  • Impact of lighting design on brand image for fashion retail stores. Lighting Research and Technology.   2014 July. Article
  • Validity of simulation for lighting and brand image evaluation. Lighting Research and Technology. 2015  Article
  • Light and corporate identity: Using lighting for corporate communication. Lighting Research and   Technology. 2010 Sep, 42 (3). Article
  • Leuchtende Marken. archithese. No. 3. Zürich,   Switzerland, 2008. (german)

Selected conferences

  • Enlighten Europe. Berlin, 9.-11.11.2014
  • IES Annual Conference, Huntington Beach/CA   USA, 26.-29.2013  
  • Experiencing Light. Eindhoven/NL, 12.-13.11.2012
  • Enlighten Europe Conference. London, 4.-5.2.2009 
  • Experiencing Light. Eindhoven/NL, 26.-27.10.2009

I.M. Pei: Cubism to Clarity

Although the Louvre pyramid, often recognized as his masterwork, created a luminous icon for presenting culture, IM Pei’s early museums were characterized by the harsh shadows of brutalism. Project by project, the Chinese-American master developed a sophisticated, open architectural language. Pei’s holistic approach for welcoming museum visitors comprises powerful symbols which utilize sunlight to its fullest during the daytime, while employing the magical glow of illumination in the evening. Whereas most assessments of the Louvre have praised the achievements of the luminous pyramid as seen above the ground, the actual design challenge laid underground, in offering visitors a successful underground space. Later, Pei transferred his language to multiple other museum projects, where light was always a key factor in defining museum experiences. In a year of celebratory events such as “Rethinking Pei: A Centenary Symposium,” which was organized at Harvard Graduate School of Design, an examination of Pei’s use of light in museums can contribute an important cultural emphasis.


Cubism to clarity. In: Lighting – Illumination in Architecture. London, 2017, Vol 49 (6), p.18-41.

Glass pyramid entrance at Louvre, Paris
Herbert F. Johnson Museum of Art at Cornell University, Ithaca

Dark Sky: Less light is more

Darkness can have an abundance of light qualities every bit as interesting as those of light-flooded rooms.

Lighting in open spaces has signicantly changed in recent years. Its worldwide increase impacts humans and the natural environment. In order to minimise the negative effects of articial light in outdoor spaces, astronomers, environmental associations and manufacturers have begun to cooperate for a new awareness of darkness. They have announced a new approach to designing and planning the use of artifcial light called “Dark Sky”. Their addressees are architects designing the nocturnal illumination of facades, urban planners and landscape architects.

Topos. Munich 2018 No.102, p.36-43. Callwey.


Dark sky – Less light is more. In: Topos. Munich 2018 No.102, p.36-43. Callwey.
Available at Topos magazine

Tadao Ando: The Nature of Concrete

Tadao Ando’s buildings are elemental. They embrace natural forces, the manmade meeting sunlight and wind

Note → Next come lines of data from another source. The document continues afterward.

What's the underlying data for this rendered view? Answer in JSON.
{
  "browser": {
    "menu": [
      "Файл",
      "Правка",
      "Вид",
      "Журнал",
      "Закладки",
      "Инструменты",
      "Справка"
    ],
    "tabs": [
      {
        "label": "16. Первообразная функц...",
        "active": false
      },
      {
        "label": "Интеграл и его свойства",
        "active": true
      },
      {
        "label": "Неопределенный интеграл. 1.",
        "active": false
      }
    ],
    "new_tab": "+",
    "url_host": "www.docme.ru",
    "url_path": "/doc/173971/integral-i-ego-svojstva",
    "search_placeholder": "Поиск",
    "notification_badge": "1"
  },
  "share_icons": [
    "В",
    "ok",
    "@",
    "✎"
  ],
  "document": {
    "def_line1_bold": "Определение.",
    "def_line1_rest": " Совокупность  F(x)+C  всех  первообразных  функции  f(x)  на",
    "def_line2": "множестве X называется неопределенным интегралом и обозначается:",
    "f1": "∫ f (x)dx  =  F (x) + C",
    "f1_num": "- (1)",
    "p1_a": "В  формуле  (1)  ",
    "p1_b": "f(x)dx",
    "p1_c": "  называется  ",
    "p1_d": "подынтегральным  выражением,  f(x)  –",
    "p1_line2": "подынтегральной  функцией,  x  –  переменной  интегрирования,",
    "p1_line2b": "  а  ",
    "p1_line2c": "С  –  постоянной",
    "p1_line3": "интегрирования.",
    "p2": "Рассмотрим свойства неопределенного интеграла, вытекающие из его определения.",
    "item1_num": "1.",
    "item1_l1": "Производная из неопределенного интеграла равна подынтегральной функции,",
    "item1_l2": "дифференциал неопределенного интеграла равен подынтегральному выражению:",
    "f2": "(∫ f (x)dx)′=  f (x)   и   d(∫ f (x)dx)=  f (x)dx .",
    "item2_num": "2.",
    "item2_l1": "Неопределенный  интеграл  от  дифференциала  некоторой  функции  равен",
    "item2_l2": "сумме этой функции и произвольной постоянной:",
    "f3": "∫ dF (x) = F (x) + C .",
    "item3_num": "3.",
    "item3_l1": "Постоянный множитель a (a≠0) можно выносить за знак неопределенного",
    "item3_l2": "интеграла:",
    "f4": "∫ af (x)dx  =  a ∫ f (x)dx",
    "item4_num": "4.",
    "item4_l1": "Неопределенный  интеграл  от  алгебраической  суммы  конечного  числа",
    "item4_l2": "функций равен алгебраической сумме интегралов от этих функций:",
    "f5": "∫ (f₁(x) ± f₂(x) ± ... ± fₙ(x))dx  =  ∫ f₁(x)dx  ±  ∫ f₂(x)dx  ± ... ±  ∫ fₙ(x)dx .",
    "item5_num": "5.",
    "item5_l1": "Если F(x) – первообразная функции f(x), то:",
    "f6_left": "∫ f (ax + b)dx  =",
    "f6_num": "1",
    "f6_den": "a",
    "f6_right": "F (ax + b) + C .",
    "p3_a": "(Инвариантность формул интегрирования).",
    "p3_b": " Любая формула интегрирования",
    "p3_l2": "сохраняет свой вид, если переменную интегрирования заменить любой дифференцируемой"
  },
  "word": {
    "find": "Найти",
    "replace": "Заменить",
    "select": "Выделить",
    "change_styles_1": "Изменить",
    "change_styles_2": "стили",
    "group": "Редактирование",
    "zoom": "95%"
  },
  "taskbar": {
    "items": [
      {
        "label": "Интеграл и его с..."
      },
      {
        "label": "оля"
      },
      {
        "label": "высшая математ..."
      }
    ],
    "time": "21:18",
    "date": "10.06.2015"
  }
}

Tadao Ando’s buildings are elemental. They embrace natural forces, the manmade meeting sunlight and wind. If there is any consistent factor in his work, says Pritzker-winning architect Tadao Ando, then it is the pursuit of light. Ando’s complex choreography of light fascinates most when the viewer experiences the sensitive transitions within his architecture. Sometimes walls wait calmly for the moment to reveal striking shadow patterns, and at other times water reflections animate unobstrusively solid surfaces.

The nature of concrete. In: Lighting – Illumination in Architecture. London, 2018. P 16-41


The nature of concrete. In: Lighting – Illumination in Architecture. London, 2018. P 16-41

Vitra Conference Pavilion by Tadao Ando